◆ **Exercise objective**: Filter the entries below, keeping only lines with "Projekte".

◆ **Data records for software interfaces**:
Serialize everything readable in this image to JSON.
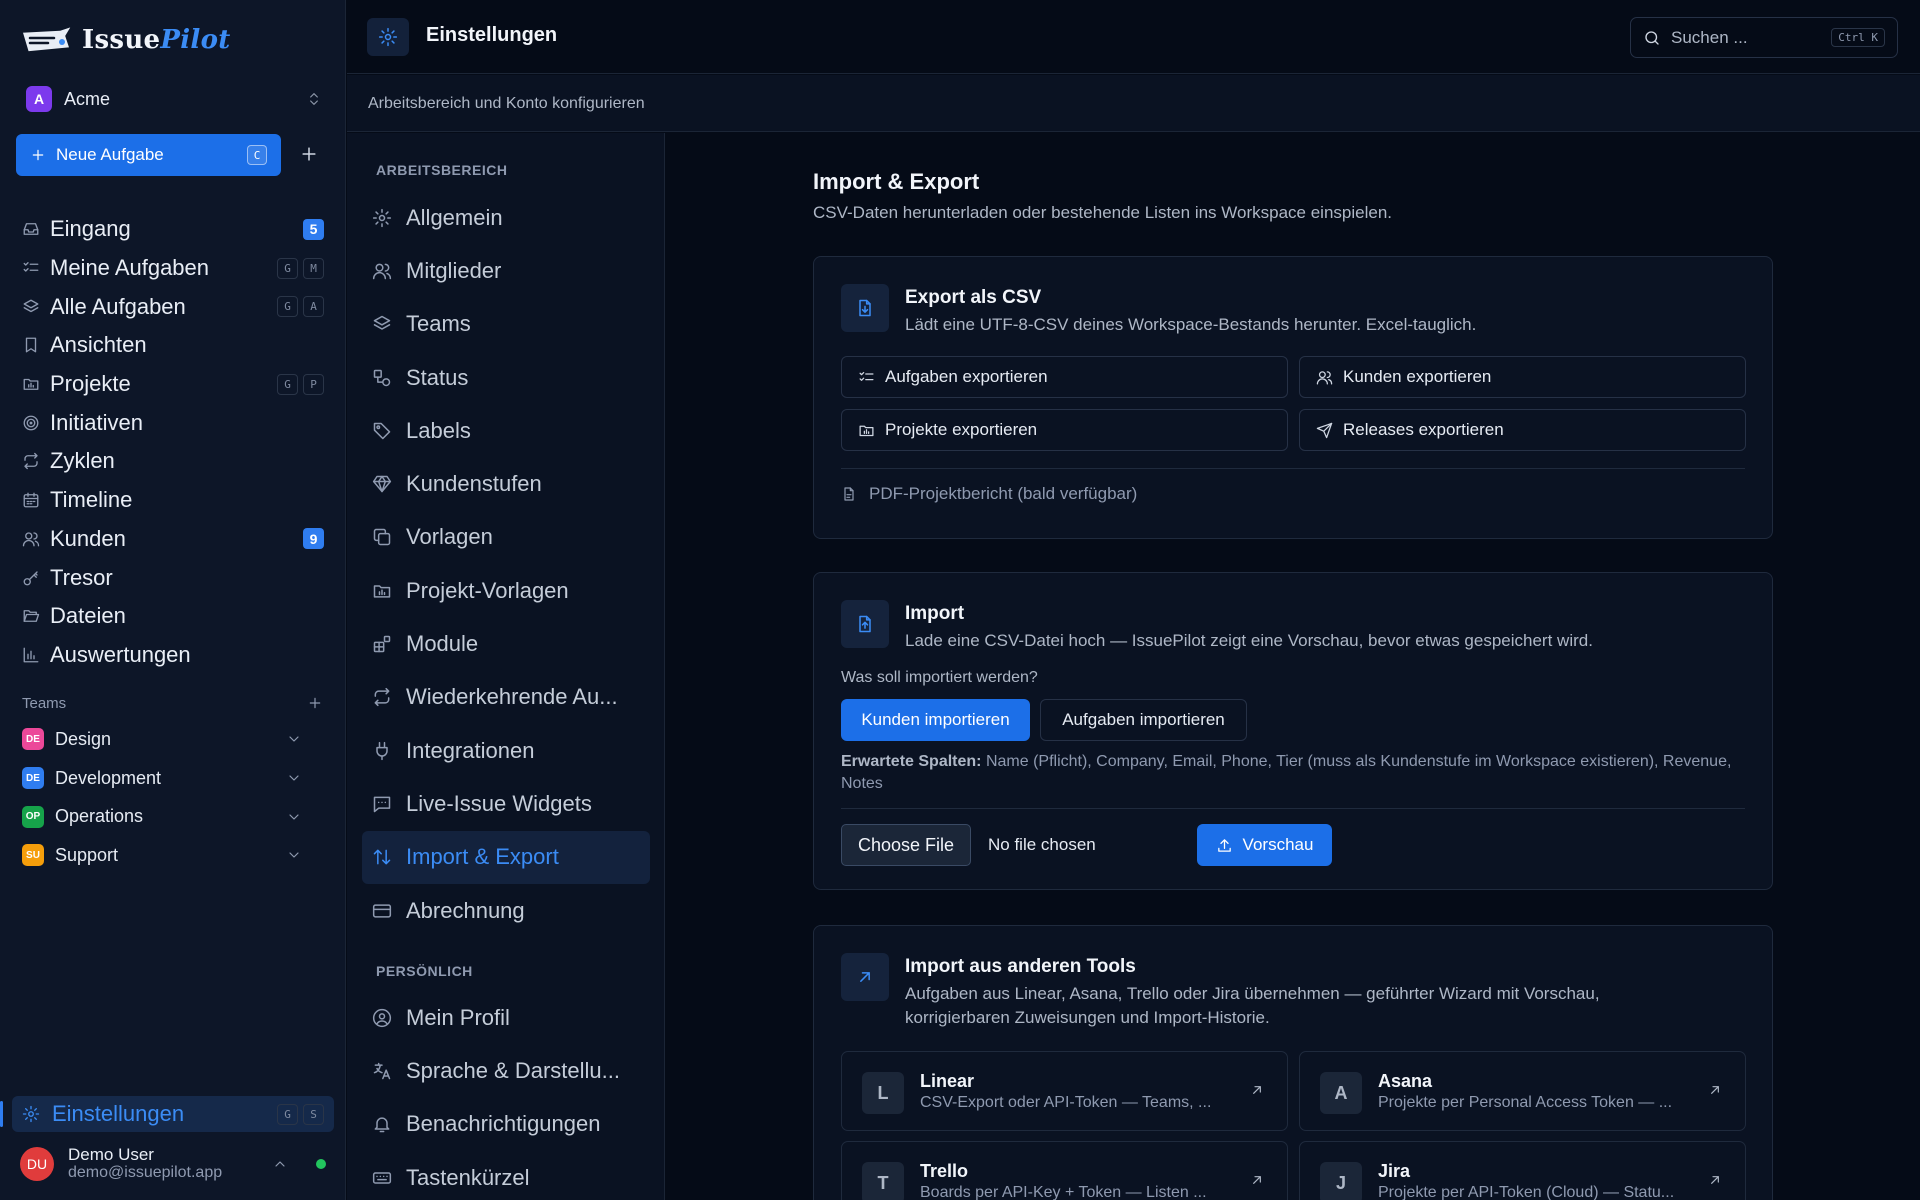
{
  "app": {
    "brand_a": "Issue",
    "brand_b": "Pilot"
  },
  "workspace": {
    "initial": "A",
    "name": "Acme",
    "color": "#7c3aed"
  },
  "new_task": {
    "label": "Neue Aufgabe",
    "shortcut": "C"
  },
  "nav": [
    {
      "label": "Eingang",
      "icon": "inbox-icon",
      "badge": "5"
    },
    {
      "label": "Meine Aufgaben",
      "icon": "list-check-icon",
      "keys": [
        "G",
        "M"
      ]
    },
    {
      "label": "Alle Aufgaben",
      "icon": "layers-icon",
      "keys": [
        "G",
        "A"
      ]
    },
    {
      "label": "Ansichten",
      "icon": "bookmark-icon"
    },
    {
      "label": "Projekte",
      "icon": "folder-chart-icon",
      "keys": [
        "G",
        "P"
      ]
    },
    {
      "label": "Initiativen",
      "icon": "target-icon"
    },
    {
      "label": "Zyklen",
      "icon": "repeat-icon"
    },
    {
      "label": "Timeline",
      "icon": "calendar-icon"
    },
    {
      "label": "Kunden",
      "icon": "users-icon",
      "badge": "9"
    },
    {
      "label": "Tresor",
      "icon": "key-icon"
    },
    {
      "label": "Dateien",
      "icon": "folder-open-icon"
    },
    {
      "label": "Auswertungen",
      "icon": "bar-chart-icon"
    }
  ],
  "teams": {
    "heading": "Teams",
    "items": [
      {
        "initials": "DE",
        "name": "Design",
        "color": "#ec4899"
      },
      {
        "initials": "DE",
        "name": "Development",
        "color": "#2f7df0"
      },
      {
        "initials": "OP",
        "name": "Operations",
        "color": "#16a34a"
      },
      {
        "initials": "SU",
        "name": "Support",
        "color": "#f59e0b"
      }
    ]
  },
  "settings_nav": {
    "label": "Einstellungen",
    "keys": [
      "G",
      "S"
    ]
  },
  "user": {
    "initials": "DU",
    "name": "Demo User",
    "email": "demo@issuepilot.app",
    "status_color": "#22c55e"
  },
  "header": {
    "title": "Einstellungen",
    "search_placeholder": "Suchen ...",
    "search_shortcut": "Ctrl K",
    "subtitle": "Arbeitsbereich und Konto konfigurieren"
  },
  "settings_menu": {
    "section1": "ARBEITSBEREICH",
    "items1": [
      {
        "label": "Allgemein",
        "icon": "gear-icon"
      },
      {
        "label": "Mitglieder",
        "icon": "users-icon"
      },
      {
        "label": "Teams",
        "icon": "layers-icon"
      },
      {
        "label": "Status",
        "icon": "shapes-icon"
      },
      {
        "label": "Labels",
        "icon": "tag-icon"
      },
      {
        "label": "Kundenstufen",
        "icon": "gem-icon"
      },
      {
        "label": "Vorlagen",
        "icon": "copy-icon"
      },
      {
        "label": "Projekt-Vorlagen",
        "icon": "folder-chart-icon"
      },
      {
        "label": "Module",
        "icon": "blocks-icon"
      },
      {
        "label": "Wiederkehrende Au...",
        "icon": "repeat-icon"
      },
      {
        "label": "Integrationen",
        "icon": "plug-icon"
      },
      {
        "label": "Live-Issue Widgets",
        "icon": "message-icon"
      },
      {
        "label": "Import & Export",
        "icon": "arrows-up-down-icon",
        "active": true
      },
      {
        "label": "Abrechnung",
        "icon": "credit-card-icon"
      }
    ],
    "section2": "PERSÖNLICH",
    "items2": [
      {
        "label": "Mein Profil",
        "icon": "user-circle-icon"
      },
      {
        "label": "Sprache & Darstellu...",
        "icon": "languages-icon"
      },
      {
        "label": "Benachrichtigungen",
        "icon": "bell-icon"
      },
      {
        "label": "Tastenkürzel",
        "icon": "keyboard-icon"
      }
    ]
  },
  "main": {
    "title": "Import & Export",
    "subtitle": "CSV-Daten herunterladen oder bestehende Listen ins Workspace einspielen.",
    "export": {
      "title": "Export als CSV",
      "desc": "Lädt eine UTF-8-CSV deines Workspace-Bestands herunter. Excel-tauglich.",
      "buttons": [
        "Aufgaben exportieren",
        "Kunden exportieren",
        "Projekte exportieren",
        "Releases exportieren"
      ],
      "pdf": "PDF-Projektbericht (bald verfügbar)"
    },
    "import": {
      "title": "Import",
      "desc": "Lade eine CSV-Datei hoch — IssuePilot zeigt eine Vorschau, bevor etwas gespeichert wird.",
      "question": "Was soll importiert werden?",
      "opt_active": "Kunden importieren",
      "opt_other": "Aufgaben importieren",
      "expected_label": "Erwartete Spalten:",
      "expected_cols": "Name (Pflicht), Company, Email, Phone, Tier (muss als Kundenstufe im Workspace existieren), Revenue, Notes",
      "file_button": "Choose File",
      "file_status": "No file chosen",
      "preview": "Vorschau"
    },
    "tools": {
      "title": "Import aus anderen Tools",
      "desc": "Aufgaben aus Linear, Asana, Trello oder Jira übernehmen — geführter Wizard mit Vorschau, korrigierbaren Zuweisungen und Import-Historie.",
      "items": [
        {
          "initial": "L",
          "name": "Linear",
          "desc": "CSV-Export oder API-Token — Teams, ..."
        },
        {
          "initial": "A",
          "name": "Asana",
          "desc": "Projekte per Personal Access Token — ..."
        },
        {
          "initial": "T",
          "name": "Trello",
          "desc": "Boards per API-Key + Token — Listen ..."
        },
        {
          "initial": "J",
          "name": "Jira",
          "desc": "Projekte per API-Token (Cloud) — Statu..."
        }
      ]
    }
  },
  "colors": {
    "accent": "#2f7df0",
    "background": "#050b17",
    "sidebar": "#0d1628"
  }
}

◆ **Answer section**:
      "label": "Projekte",
        "Projekte exportieren",
          "desc": "Projekte per Personal Access Token — ..."
          "desc": "Projekte per API-Token (Cloud) — Statu..."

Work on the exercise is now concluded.